So what does this mean? For many foreign-cash-hording companies like Apple, at least, it seems the impact of foreign currency is not as big as it appears in earnings reports. Much of these losses are purely “paper” or “accounting” losses. It may also be an example of something akin to the accounting move known as taking a “big bath” when companies purposely take as many losses in an already bad quarter as they can in order to facilitate a bigger rebound when things eventually return to normal. It’s a bit like the 76ers who are known for not trying all that hard after a bad start to the season in the hopes that a last place spot will lead to a number one draft pick next year.
This is welcome news during this decidedly mediocre earnings season with the overall combined earnings of the S&P 500 companies set to decline over 4%, the third quarterly decline in a row according to the latest tally from FactSet Research. However, while this exaggerated effect of currency losses on earnings may be true generally, not all companies are alike in regard to foreign currency exposure.
Just as some reported currency losses are not real cash losses, some real currency effects are not directly reported in financial statements. This is the case when the currency swings, in addition to resulting in gains or losses on assets or transactions, also leads customers to forgo buying a product or service in favor of a substitute that is denominated in a weaker currency. This was the case last quarter with Boeing whose stock dropped 10% after the company reported that many foreign customers chose the European competitor Airbus over Boeing because the strengthening dollar made the Boeing planes more expensive. This didn’t actually show up in most of the main earnings numbers, though, because Boeing is still executing orders from several years ago. Where the currency impact hit was in the number of future orders in the pipeline and in management’s guidance for the future. Though it didn’t show up in earnings right away, this still sent the stock sharply lower.
Another wrinkle in the currency impact that is not often discussed is that companies that both buy and sell in the same foreign currency have a natural hedge of that currency. For example, if the Chinese yuan is weakening against the dollar, and Apple buys computer chips and pays manufacturers in yuan but also sells a lot of iPhones to Chinese consumers, the currency impact of these transactions will offset to a certain degree.
The complicated treatment of foreign currency translation is one of many accounting foibles that can obscure what’s really going on with the core business of a company, but there are ways to work around it. Most companies will provide some indication of organic or core earnings which is earnings excluding the currency impact as well as mergers and other “one-time” events. Specific industry metrics like the change in same store sales for retailers or cases sold for a beverage company like Coca-Cola can be helpful when revenue or earnings are somewhat distorted. Looking at the Cash Flow Statement in this case may also be helpful since phantom currency losses will not appear there since there has been no outflow of cash. Digging into the footnotes of the financial statements and reading various supplemental tables also sheds light on the accounting of the currency situation.

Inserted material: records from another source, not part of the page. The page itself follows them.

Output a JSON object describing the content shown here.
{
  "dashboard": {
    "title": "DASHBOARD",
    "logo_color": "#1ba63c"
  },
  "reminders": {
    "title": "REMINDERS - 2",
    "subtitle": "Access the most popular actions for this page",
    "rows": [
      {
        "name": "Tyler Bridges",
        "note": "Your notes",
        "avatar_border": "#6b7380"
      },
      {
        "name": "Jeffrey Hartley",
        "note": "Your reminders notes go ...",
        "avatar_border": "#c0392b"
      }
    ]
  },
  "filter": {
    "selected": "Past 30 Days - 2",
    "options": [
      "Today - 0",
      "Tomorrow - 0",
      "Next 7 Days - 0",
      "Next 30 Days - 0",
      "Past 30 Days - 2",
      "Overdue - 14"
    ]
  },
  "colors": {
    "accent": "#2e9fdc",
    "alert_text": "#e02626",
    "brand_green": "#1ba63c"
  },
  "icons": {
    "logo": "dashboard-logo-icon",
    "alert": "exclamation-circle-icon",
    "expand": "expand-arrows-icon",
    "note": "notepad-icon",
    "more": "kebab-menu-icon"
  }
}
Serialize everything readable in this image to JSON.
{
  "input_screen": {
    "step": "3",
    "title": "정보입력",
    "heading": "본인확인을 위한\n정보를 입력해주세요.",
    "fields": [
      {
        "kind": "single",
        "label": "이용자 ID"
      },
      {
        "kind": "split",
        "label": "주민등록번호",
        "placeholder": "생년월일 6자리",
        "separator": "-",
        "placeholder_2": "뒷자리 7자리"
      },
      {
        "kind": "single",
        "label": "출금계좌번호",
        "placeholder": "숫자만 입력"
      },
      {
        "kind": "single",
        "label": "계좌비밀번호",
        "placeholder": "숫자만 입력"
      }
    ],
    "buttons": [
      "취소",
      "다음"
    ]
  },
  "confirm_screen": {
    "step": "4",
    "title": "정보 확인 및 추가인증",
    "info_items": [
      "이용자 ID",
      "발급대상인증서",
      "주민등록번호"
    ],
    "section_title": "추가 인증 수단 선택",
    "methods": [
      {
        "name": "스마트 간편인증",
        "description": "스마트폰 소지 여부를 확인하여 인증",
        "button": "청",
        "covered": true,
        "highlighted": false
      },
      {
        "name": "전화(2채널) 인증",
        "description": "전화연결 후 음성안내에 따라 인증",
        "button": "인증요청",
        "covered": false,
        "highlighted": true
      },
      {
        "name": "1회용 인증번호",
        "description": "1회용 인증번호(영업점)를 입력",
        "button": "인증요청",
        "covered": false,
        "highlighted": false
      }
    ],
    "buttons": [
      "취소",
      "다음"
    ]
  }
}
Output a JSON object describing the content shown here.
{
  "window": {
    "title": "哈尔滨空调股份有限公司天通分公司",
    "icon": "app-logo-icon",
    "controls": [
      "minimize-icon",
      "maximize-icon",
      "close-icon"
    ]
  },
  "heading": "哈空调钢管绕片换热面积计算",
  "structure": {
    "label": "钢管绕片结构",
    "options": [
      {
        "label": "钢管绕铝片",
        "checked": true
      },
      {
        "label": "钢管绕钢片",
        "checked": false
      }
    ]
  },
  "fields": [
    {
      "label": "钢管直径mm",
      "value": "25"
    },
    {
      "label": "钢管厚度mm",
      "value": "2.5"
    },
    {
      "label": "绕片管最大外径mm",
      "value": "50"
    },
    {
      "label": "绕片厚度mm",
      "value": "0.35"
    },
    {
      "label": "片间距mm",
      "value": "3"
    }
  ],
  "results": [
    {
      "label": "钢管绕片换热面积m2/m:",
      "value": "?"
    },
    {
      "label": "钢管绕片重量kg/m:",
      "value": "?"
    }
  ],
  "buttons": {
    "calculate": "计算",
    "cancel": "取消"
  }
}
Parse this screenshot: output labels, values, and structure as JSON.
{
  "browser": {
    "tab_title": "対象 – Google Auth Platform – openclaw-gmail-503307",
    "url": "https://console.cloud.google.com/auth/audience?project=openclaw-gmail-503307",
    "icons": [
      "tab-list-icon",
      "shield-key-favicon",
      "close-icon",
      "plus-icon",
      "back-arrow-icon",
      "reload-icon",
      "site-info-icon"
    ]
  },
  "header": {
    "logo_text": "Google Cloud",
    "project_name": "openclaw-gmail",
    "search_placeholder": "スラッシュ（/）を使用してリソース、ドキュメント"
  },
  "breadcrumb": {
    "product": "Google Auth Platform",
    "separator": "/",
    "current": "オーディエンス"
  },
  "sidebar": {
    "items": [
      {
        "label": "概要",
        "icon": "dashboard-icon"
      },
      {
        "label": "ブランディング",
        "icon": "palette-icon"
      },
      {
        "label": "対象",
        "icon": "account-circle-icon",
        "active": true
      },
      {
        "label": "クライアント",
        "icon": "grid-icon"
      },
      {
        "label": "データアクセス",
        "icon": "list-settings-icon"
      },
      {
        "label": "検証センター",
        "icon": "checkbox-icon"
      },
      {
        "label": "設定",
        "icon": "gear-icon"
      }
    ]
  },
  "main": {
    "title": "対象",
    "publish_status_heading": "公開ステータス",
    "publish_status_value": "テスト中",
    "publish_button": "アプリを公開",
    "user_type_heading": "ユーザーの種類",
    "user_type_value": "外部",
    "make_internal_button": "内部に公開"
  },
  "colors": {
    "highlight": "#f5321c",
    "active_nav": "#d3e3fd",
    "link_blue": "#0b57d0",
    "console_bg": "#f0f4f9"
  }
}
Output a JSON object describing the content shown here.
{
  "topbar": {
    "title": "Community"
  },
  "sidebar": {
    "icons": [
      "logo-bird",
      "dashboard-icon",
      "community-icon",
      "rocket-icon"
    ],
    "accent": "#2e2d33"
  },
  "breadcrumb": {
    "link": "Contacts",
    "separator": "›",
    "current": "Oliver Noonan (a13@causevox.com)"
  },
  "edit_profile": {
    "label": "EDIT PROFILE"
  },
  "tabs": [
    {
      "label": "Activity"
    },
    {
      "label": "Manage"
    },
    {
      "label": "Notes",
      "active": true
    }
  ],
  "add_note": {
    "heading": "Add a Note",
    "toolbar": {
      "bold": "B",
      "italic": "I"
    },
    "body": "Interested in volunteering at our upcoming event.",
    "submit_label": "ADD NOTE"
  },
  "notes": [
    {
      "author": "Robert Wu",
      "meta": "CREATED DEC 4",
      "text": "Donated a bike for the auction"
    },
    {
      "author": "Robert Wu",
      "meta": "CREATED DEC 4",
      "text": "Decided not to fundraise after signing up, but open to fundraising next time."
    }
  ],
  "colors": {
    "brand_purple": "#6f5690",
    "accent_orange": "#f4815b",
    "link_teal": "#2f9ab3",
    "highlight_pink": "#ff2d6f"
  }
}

The bottom line (pun intended) is that when you look at earnings you need to look under the hood, especially in these turbulent times when currency swings can muddy financial statements and distort earnings and margins. When it comes to earnings you can’t trust the newspaper headlines or take the numbers at face value, but instead you have to look at the whole picture.